US aviation regulators have cleared several Airbus and Boeing models to operate low-visibility landings at airports where ‘5G’ communications services will become available.

The US FAA’s work means some 45% of the US commercial fleet has been approved for the operations.

Its analysis follows concerns over potential interference from 5G communications services accessing frequency spectrum shared with critical aircraft systems.

Eighty-eight airports likely to affected by 5G interference would have been off-limits to low-visibility landings.

But wireless companies have agreed to establish buffer zones around airports with nearby 5G transmitters, for six months, and hold back deployment until 19 January to give the FAA time to assess data.

Two radio-altimeter products which are fitted to a “wide variety” of Airbus and Boeing jets have been since been cleared, says the regulator.

Among the aircraft types approved are the Airbus A320 family, the A330 and A350, as well as the A310, plus the Boeing 737, 747, 757, 767, MD-10 and MD-11.

This clearance, says the FAA, will enable 48 of the 88 affected airports to offer their runways. “[We] expect to issue more approvals in the coming days,” it adds.

Boeing 787-c-Boeing

Source: Boeing

Operators of 787s have been cautioned that 5G interference could affect landing performance

But the FAA adds that flights at some airports “may still be affected”. It says it is working to understand how radar-altimeter data is used by other flight-control systems in aircraft.

Boeing 787 operators, it states, will need to take “additional precautions” when landing on wet runways at affected airports.

The FAA says anomalies on all three 787 variants – which could affect the flight director, autothrottle, thrust-reversers, configuration warning system, or collision-avoidance systems – “may not be evident” until the aircraft is at low altitude on approach.

If interference prevents transition from ‘air’ to ‘ground’ mode on the type, such systems as speedbrake and reverse-thrust could malfunction and leave braking as the only option to decelerate.

“The presence of [5G] interference can result in degraded deceleration performance, increased landing distance, and runway excursion,” the FAA warns.

It adds that it is analysing data for other Boeing aircraft types to establish whether they might be similarly affected.

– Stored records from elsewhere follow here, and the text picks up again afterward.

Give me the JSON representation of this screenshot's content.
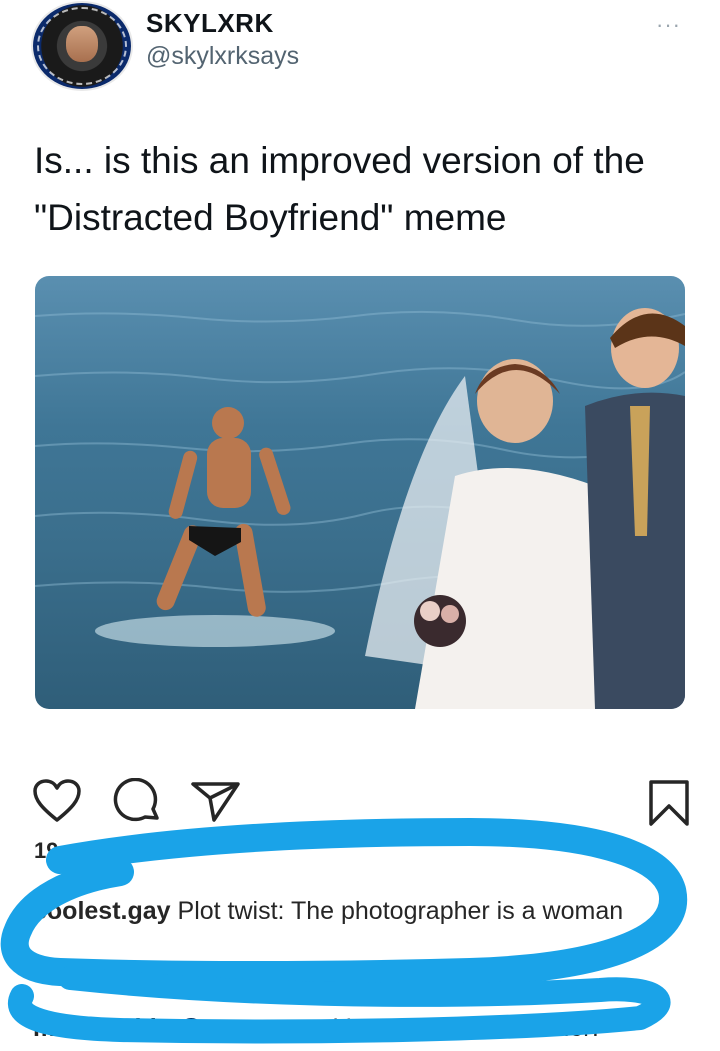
{
  "tweet": {
    "display_name": "SKYLXRK",
    "handle": "@skylxrksays",
    "more": "···",
    "text": "Is... is this an improved version of the \"Distracted Boyfriend\" meme"
  },
  "post": {
    "likes": "19",
    "view_all": "comments",
    "comments": [
      {
        "user": "coolest.gay",
        "text": "Plot twist: The photographer is a woman"
      },
      {
        "user": "miamafalda",
        "mention": "@scenemeat",
        "text": "It’s not a headcanon lol?"
      }
    ]
  },
  "colors": {
    "marker": "#1aa3e8",
    "handle": "#536471",
    "mention": "#00376b"
  },
  "icons": [
    "heart-icon",
    "comment-icon",
    "share-icon",
    "bookmark-icon",
    "more-icon"
  ]
}
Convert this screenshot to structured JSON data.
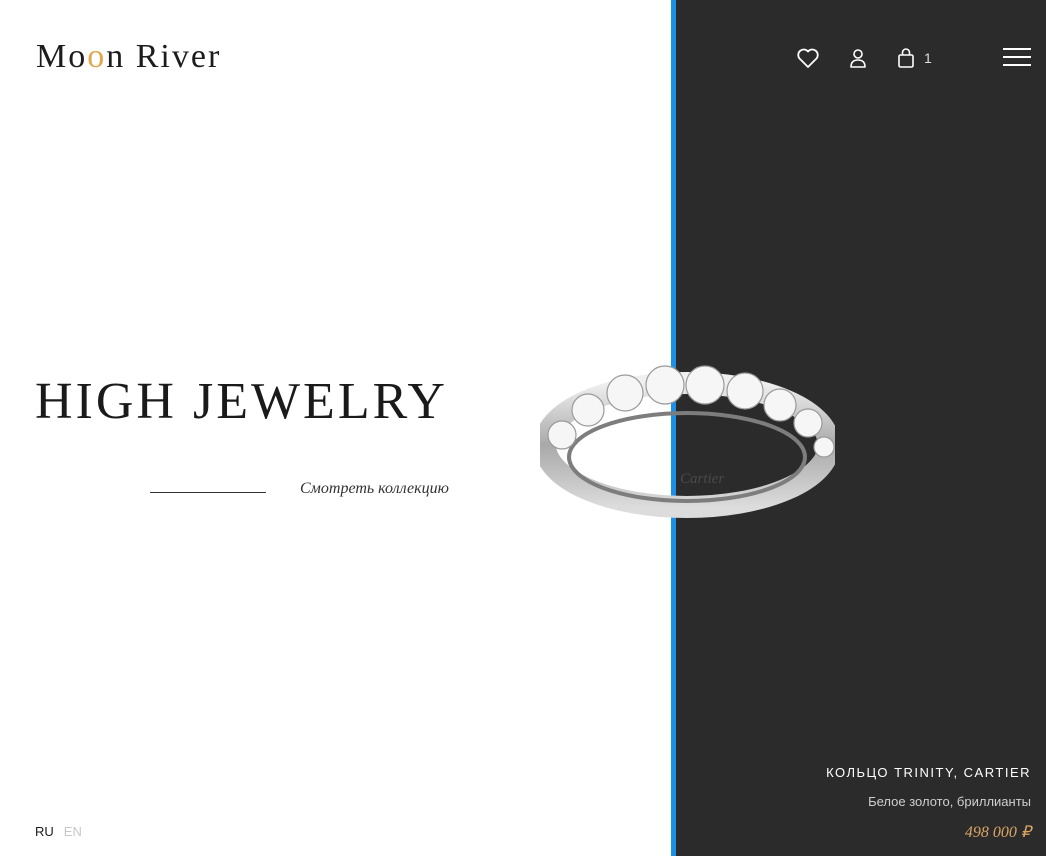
{
  "brand": {
    "logo_part1": "Mo",
    "logo_gold": "o",
    "logo_part2": "n River"
  },
  "header": {
    "cart_count": "1"
  },
  "hero": {
    "title": "HIGH JEWELRY",
    "cta_label": "Смотреть коллекцию"
  },
  "product": {
    "name": "КОЛЬЦО TRINITY, CARTIER",
    "description": "Белое золото, бриллианты",
    "price": "498 000 ₽",
    "engraving": "Cartier"
  },
  "languages": [
    {
      "label": "RU",
      "active": true
    },
    {
      "label": "EN",
      "active": false
    }
  ],
  "colors": {
    "dark_panel": "#2b2b2b",
    "divider": "#1e8fe6",
    "gold": "#e0a84a",
    "price": "#d9a565"
  },
  "icons": [
    "heart-icon",
    "user-icon",
    "cart-icon",
    "menu-icon"
  ]
}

“Passengers should check with their airlines if [adverse] weather is forecast at a destination where 5G interference is possible,” the regulator advises.